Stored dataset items
# # # # # # #

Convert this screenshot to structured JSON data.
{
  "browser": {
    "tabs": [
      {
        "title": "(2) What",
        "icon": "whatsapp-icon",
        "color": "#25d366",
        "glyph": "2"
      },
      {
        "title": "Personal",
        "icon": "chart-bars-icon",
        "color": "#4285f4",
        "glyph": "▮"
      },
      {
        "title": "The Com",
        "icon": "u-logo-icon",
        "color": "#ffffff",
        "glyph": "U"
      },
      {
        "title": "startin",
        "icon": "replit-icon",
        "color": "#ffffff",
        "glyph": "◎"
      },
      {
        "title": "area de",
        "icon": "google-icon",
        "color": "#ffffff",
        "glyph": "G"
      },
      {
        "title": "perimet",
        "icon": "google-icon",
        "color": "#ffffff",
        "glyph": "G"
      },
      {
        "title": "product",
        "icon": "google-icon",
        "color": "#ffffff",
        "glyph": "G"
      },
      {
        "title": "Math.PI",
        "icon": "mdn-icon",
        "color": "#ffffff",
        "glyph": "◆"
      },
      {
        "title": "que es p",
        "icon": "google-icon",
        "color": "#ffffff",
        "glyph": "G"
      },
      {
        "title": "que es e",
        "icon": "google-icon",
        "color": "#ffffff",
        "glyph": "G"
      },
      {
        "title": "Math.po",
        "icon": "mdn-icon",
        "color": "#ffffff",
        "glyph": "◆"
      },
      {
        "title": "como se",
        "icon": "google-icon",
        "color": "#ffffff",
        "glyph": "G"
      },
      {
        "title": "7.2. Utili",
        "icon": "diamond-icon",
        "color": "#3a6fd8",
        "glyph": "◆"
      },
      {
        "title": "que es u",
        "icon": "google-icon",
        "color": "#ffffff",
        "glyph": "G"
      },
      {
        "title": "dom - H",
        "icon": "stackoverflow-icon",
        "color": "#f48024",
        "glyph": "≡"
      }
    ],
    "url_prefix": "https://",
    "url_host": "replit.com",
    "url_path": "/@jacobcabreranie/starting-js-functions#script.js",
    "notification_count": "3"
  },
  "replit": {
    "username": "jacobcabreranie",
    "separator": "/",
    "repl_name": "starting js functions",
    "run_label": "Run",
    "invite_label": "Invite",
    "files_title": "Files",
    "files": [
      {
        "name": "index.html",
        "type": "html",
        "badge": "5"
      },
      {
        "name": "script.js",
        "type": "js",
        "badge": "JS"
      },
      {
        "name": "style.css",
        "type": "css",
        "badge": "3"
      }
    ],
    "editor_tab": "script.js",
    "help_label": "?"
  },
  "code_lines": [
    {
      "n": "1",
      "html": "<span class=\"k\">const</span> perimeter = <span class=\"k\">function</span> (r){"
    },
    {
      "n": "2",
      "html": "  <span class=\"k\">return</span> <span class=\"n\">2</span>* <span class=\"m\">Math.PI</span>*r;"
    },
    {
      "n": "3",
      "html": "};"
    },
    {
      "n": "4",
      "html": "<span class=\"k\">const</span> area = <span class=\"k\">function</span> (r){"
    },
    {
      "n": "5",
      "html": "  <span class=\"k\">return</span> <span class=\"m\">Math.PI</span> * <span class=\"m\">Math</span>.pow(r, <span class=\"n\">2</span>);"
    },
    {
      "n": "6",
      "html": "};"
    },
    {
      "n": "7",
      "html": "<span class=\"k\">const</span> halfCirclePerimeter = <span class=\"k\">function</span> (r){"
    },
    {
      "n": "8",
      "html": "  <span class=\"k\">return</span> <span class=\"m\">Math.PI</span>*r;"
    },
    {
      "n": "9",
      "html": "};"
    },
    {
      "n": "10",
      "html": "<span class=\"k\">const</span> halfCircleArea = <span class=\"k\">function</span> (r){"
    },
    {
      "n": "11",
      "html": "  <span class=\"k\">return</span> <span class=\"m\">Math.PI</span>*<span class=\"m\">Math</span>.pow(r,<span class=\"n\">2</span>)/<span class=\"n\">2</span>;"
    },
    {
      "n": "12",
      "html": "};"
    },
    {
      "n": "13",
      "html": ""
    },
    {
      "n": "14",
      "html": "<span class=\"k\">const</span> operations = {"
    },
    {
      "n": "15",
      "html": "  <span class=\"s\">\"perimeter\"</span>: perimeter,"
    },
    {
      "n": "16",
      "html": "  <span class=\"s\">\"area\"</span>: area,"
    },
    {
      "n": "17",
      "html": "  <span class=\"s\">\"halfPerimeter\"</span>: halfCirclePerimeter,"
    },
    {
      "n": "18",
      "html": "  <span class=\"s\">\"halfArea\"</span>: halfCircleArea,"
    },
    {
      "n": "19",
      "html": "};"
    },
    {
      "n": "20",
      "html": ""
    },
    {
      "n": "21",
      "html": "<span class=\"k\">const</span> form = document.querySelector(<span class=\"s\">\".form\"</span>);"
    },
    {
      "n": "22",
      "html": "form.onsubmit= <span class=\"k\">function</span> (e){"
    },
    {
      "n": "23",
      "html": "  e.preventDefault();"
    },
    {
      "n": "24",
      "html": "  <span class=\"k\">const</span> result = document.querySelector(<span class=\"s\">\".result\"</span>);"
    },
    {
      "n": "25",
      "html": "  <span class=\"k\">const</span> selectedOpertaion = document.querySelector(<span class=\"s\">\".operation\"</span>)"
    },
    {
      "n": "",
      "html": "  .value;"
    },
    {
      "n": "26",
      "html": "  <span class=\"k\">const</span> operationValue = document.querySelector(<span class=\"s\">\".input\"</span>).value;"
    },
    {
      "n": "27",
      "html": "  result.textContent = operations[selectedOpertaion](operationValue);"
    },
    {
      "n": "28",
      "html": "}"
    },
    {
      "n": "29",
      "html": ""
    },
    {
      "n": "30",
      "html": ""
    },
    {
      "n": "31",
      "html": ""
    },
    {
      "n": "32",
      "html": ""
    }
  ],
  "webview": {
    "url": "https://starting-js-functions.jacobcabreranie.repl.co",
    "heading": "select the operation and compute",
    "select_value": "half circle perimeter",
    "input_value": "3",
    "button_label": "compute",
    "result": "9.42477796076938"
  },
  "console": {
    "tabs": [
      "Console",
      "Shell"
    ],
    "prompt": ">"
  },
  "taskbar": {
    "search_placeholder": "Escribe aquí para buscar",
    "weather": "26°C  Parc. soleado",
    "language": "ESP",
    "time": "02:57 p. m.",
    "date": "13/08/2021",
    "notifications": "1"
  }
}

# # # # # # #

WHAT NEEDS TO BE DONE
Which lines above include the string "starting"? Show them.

ANSWER TO THIS EXERCISE
    "url_path": "/@jacobcabreranie/starting-js-functions#script.js",
    "repl_name": "starting js functions",
    "url": "https://starting-js-functions.jacobcabreranie.repl.co",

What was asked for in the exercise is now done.